─── Supplied material ───
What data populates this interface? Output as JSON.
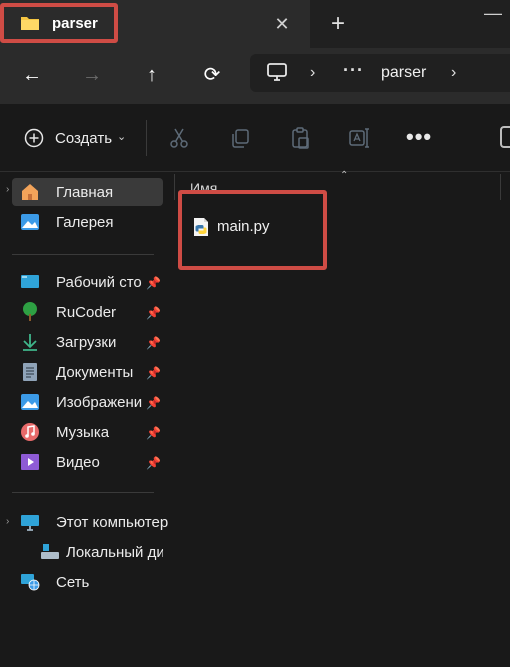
{
  "tab": {
    "title": "parser",
    "close_glyph": "✕",
    "new_tab_glyph": "+"
  },
  "window": {
    "minimize_glyph": "—"
  },
  "nav": {
    "back_glyph": "←",
    "forward_glyph": "→",
    "up_glyph": "↑",
    "refresh_glyph": "⟳",
    "breadcrumb_sep": "›",
    "breadcrumb_more": "···",
    "breadcrumb_folder": "parser"
  },
  "commands": {
    "create_label": "Создать",
    "create_chevron": "⌄",
    "more_glyph": "•••"
  },
  "sidebar": {
    "items": [
      {
        "label": "Главная",
        "icon": "home-icon",
        "pinned": false
      },
      {
        "label": "Галерея",
        "icon": "gallery-icon",
        "pinned": false
      },
      {
        "label": "Рабочий сто",
        "icon": "desktop-icon",
        "pinned": true
      },
      {
        "label": "RuCoder",
        "icon": "tree-folder-icon",
        "pinned": true
      },
      {
        "label": "Загрузки",
        "icon": "download-icon",
        "pinned": true
      },
      {
        "label": "Документы",
        "icon": "documents-icon",
        "pinned": true
      },
      {
        "label": "Изображени",
        "icon": "pictures-icon",
        "pinned": true
      },
      {
        "label": "Музыка",
        "icon": "music-icon",
        "pinned": true
      },
      {
        "label": "Видео",
        "icon": "video-icon",
        "pinned": true
      },
      {
        "label": "Этот компьютер",
        "icon": "computer-icon",
        "pinned": false
      },
      {
        "label": "Локальный ди",
        "icon": "local-disk-icon",
        "pinned": false
      },
      {
        "label": "Сеть",
        "icon": "network-icon",
        "pinned": false
      }
    ],
    "pin_glyph": "📌",
    "expand_glyph": "›"
  },
  "content": {
    "column_header": "Имя",
    "sort_glyph": "⌃",
    "files": [
      {
        "name": "main.py",
        "icon": "python-file-icon"
      }
    ]
  },
  "colors": {
    "accent_highlight": "#cf4c45",
    "folder": "#f4c542",
    "background": "#191919"
  }
}
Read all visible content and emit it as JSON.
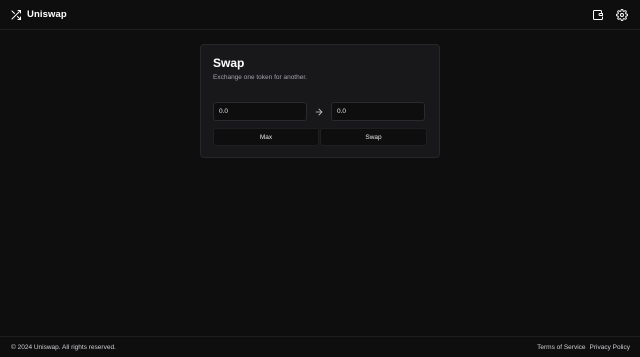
{
  "header": {
    "brand_icon": "shuffle-icon",
    "brand_name": "Uniswap",
    "actions": [
      {
        "icon": "wallet-icon"
      },
      {
        "icon": "gear-icon"
      }
    ]
  },
  "swap_card": {
    "title": "Swap",
    "subtitle": "Exchange one token for another.",
    "from_input": {
      "value": "0.0"
    },
    "arrow_icon": "arrow-right-icon",
    "to_input": {
      "value": "0.0"
    },
    "max_label": "Max",
    "swap_label": "Swap"
  },
  "footer": {
    "copyright": "© 2024 Uniswap. All rights reserved.",
    "links": [
      "Terms of Service",
      "Privacy Policy"
    ]
  },
  "colors": {
    "background": "#0e0e0f",
    "card": "#18181b",
    "border": "#26262a",
    "text": "#ffffff",
    "muted": "#a3a3a8"
  }
}
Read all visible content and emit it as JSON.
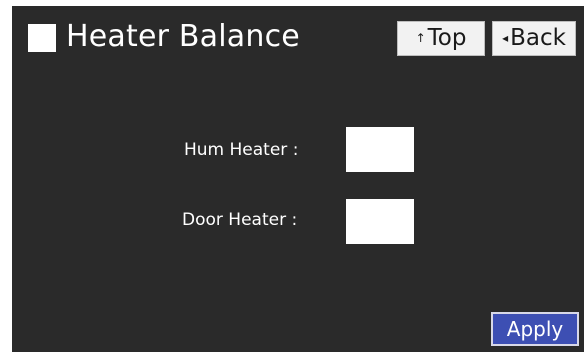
{
  "header": {
    "title": "Heater Balance",
    "top_button": {
      "arrow_icon": "up-arrow-icon",
      "label": "Top"
    },
    "back_button": {
      "arrow_icon": "left-triangle-icon",
      "label": "Back"
    }
  },
  "fields": [
    {
      "label": "Hum Heater  :",
      "value": ""
    },
    {
      "label": "Door Heater  :",
      "value": ""
    }
  ],
  "apply_button": {
    "label": "Apply"
  },
  "colors": {
    "background": "#2a2a2a",
    "apply": "#3d4fb3",
    "text": "#ffffff"
  }
}
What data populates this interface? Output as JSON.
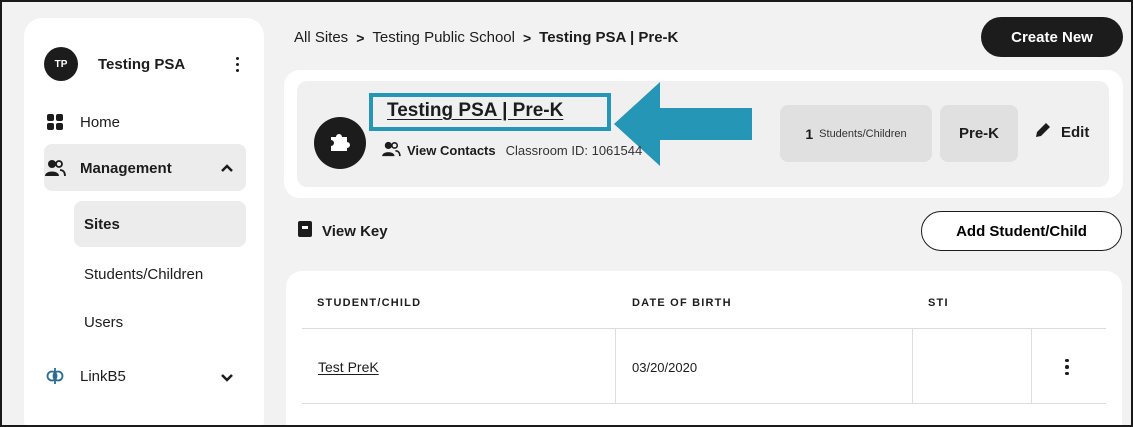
{
  "sidebar": {
    "avatar_initials": "TP",
    "user_name": "Testing PSA",
    "items": [
      {
        "label": "Home",
        "icon": "grid-icon"
      },
      {
        "label": "Management",
        "icon": "users-icon"
      },
      {
        "label": "LinkB5",
        "icon": "link-icon"
      }
    ],
    "sub_items": [
      {
        "label": "Sites"
      },
      {
        "label": "Students/Children"
      },
      {
        "label": "Users"
      }
    ]
  },
  "breadcrumb": {
    "items": [
      "All Sites",
      "Testing Public School",
      "Testing PSA | Pre-K"
    ],
    "separator": ">"
  },
  "header": {
    "create_label": "Create New"
  },
  "classroom": {
    "title": "Testing PSA | Pre-K",
    "view_contacts_label": "View Contacts",
    "classroom_id_text": "Classroom ID: 1061544",
    "student_count": "1",
    "student_count_label": "Students/Children",
    "grade": "Pre-K",
    "edit_label": "Edit"
  },
  "actions": {
    "view_key_label": "View Key",
    "add_label": "Add Student/Child"
  },
  "table": {
    "headers": [
      "STUDENT/CHILD",
      "DATE OF BIRTH",
      "STI"
    ],
    "rows": [
      {
        "name": "Test PreK",
        "dob": "03/20/2020",
        "sti": ""
      }
    ]
  },
  "colors": {
    "highlight": "#2596b5",
    "dark": "#1c1c1c"
  }
}
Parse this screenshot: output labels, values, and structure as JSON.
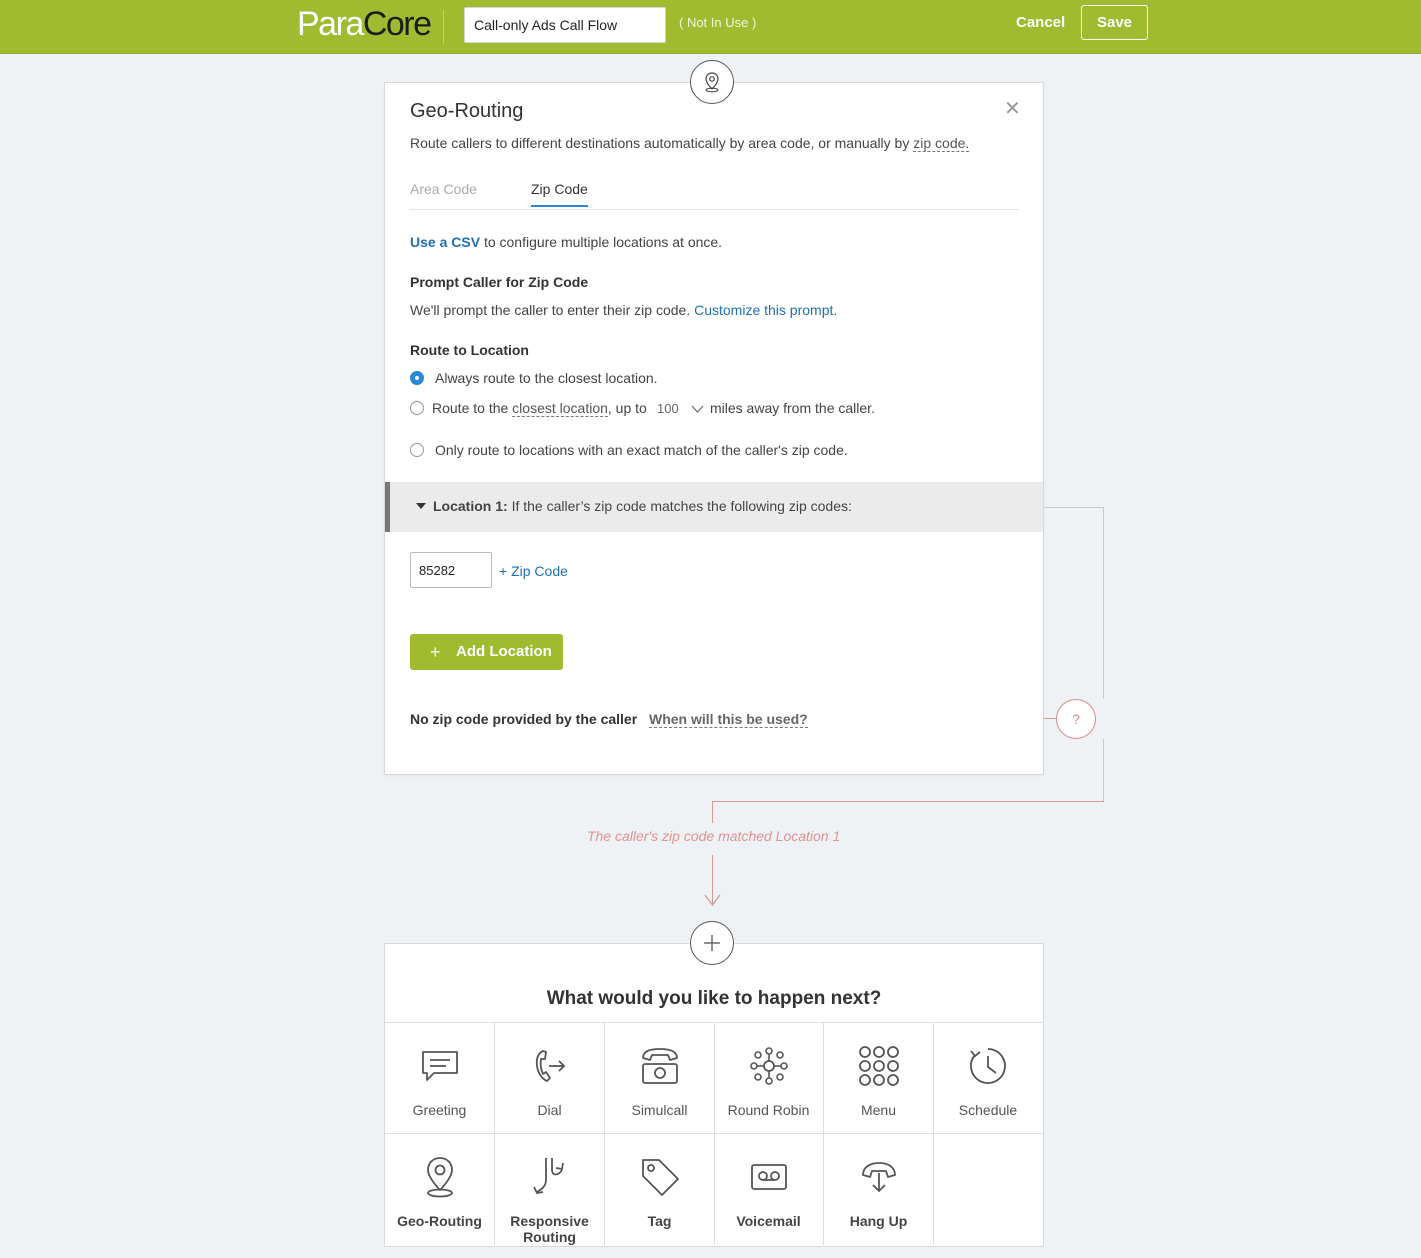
{
  "header": {
    "logo_light": "Para",
    "logo_dark": "Core",
    "flow_name": "Call-only Ads Call Flow",
    "status": "( Not In Use )",
    "cancel_label": "Cancel",
    "save_label": "Save"
  },
  "geo": {
    "title": "Geo-Routing",
    "subtitle_prefix": "Route callers to different destinations automatically by area code, or manually by",
    "subtitle_link": "zip code.",
    "tabs": {
      "area": "Area Code",
      "zip": "Zip Code"
    },
    "csv_link": "Use a CSV",
    "csv_rest": "to configure multiple locations at once.",
    "prompt_heading": "Prompt Caller for Zip Code",
    "prompt_text": "We'll prompt the caller to enter their zip code.",
    "prompt_link": "Customize this prompt.",
    "route_heading": "Route to Location",
    "option1": "Always route to the closest location.",
    "option2_a": "Route to the",
    "option2_link": "closest location",
    "option2_b": ", up to",
    "option2_miles": "100",
    "option2_c": "miles away from the caller.",
    "option3": "Only route to locations with an exact match of the caller's zip code.",
    "location_label": "Location 1:",
    "location_text": "If the caller’s zip code matches the following zip codes:",
    "zip_value": "85282",
    "add_zip": "Zip Code",
    "add_location": "Add Location",
    "no_zip": "No zip code provided by the caller",
    "when_used": "When will this be used?"
  },
  "connector": {
    "match_text": "The caller's zip code matched Location 1",
    "question": "?"
  },
  "next": {
    "title": "What would you like to happen next?",
    "actions": [
      {
        "label": "Greeting",
        "icon": "greeting-icon"
      },
      {
        "label": "Dial",
        "icon": "dial-icon"
      },
      {
        "label": "Simulcall",
        "icon": "simulcall-icon"
      },
      {
        "label": "Round Robin",
        "icon": "round-robin-icon"
      },
      {
        "label": "Menu",
        "icon": "menu-icon"
      },
      {
        "label": "Schedule",
        "icon": "schedule-icon"
      },
      {
        "label": "Geo-Routing",
        "icon": "geo-routing-icon"
      },
      {
        "label": "Responsive Routing",
        "icon": "responsive-routing-icon"
      },
      {
        "label": "Tag",
        "icon": "tag-icon"
      },
      {
        "label": "Voicemail",
        "icon": "voicemail-icon"
      },
      {
        "label": "Hang Up",
        "icon": "hang-up-icon"
      }
    ]
  },
  "colors": {
    "brand": "#a0bb2f",
    "link": "#1f6fb4",
    "accent_pink": "#d98b8b",
    "radio_on": "#2a86d6"
  }
}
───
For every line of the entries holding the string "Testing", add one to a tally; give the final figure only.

> **Response area**
4